[Saved data entries]
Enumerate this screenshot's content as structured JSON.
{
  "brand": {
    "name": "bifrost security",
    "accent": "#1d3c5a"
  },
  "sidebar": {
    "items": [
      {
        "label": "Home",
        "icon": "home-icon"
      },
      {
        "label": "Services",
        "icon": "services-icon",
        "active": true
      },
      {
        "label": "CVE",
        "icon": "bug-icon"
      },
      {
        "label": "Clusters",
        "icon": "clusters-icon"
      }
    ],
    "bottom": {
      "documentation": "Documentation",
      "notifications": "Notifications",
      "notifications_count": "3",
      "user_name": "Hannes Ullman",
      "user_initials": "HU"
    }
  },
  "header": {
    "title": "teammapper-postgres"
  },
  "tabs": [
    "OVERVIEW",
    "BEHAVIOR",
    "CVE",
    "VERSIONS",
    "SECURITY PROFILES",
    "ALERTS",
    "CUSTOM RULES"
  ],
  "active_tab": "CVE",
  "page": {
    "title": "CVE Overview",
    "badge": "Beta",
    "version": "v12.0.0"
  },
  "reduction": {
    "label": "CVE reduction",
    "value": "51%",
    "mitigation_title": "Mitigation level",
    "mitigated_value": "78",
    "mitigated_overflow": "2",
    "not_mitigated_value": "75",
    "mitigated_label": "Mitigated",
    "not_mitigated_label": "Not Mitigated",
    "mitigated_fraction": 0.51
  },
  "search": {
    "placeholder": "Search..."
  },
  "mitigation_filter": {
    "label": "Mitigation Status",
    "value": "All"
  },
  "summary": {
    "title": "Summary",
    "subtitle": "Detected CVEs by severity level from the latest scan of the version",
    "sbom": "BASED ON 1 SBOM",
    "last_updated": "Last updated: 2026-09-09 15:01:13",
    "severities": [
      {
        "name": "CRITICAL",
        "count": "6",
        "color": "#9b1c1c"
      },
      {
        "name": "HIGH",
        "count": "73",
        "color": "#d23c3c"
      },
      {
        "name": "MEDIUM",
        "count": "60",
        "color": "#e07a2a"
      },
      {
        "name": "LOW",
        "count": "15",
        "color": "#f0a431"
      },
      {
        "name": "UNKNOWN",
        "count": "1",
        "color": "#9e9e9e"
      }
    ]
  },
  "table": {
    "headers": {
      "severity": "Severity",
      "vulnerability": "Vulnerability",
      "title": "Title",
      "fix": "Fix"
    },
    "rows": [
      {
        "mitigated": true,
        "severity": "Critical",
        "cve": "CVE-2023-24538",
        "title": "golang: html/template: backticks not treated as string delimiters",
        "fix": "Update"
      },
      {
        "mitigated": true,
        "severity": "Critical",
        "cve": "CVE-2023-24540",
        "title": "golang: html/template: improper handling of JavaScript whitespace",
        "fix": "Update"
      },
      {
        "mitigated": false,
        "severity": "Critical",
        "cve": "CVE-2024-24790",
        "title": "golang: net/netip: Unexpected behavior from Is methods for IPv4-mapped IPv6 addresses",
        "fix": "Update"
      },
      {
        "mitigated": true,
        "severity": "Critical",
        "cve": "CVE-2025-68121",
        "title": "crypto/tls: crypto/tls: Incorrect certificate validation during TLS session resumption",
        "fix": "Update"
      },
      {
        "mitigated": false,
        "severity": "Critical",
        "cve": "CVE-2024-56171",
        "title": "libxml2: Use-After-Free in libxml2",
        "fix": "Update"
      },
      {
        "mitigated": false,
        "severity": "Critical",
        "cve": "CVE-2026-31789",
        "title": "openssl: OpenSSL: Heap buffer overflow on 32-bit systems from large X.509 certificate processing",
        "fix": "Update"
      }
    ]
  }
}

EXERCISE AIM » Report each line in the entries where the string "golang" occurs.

RESPONSE FOR THIS EXERCISE »
        "title": "golang: html/template: backticks not treated as string delimiters",
        "title": "golang: html/template: improper handling of JavaScript whitespace",
        "title": "golang: net/netip: Unexpected behavior from Is methods for IPv4-mapped IPv6 addresses",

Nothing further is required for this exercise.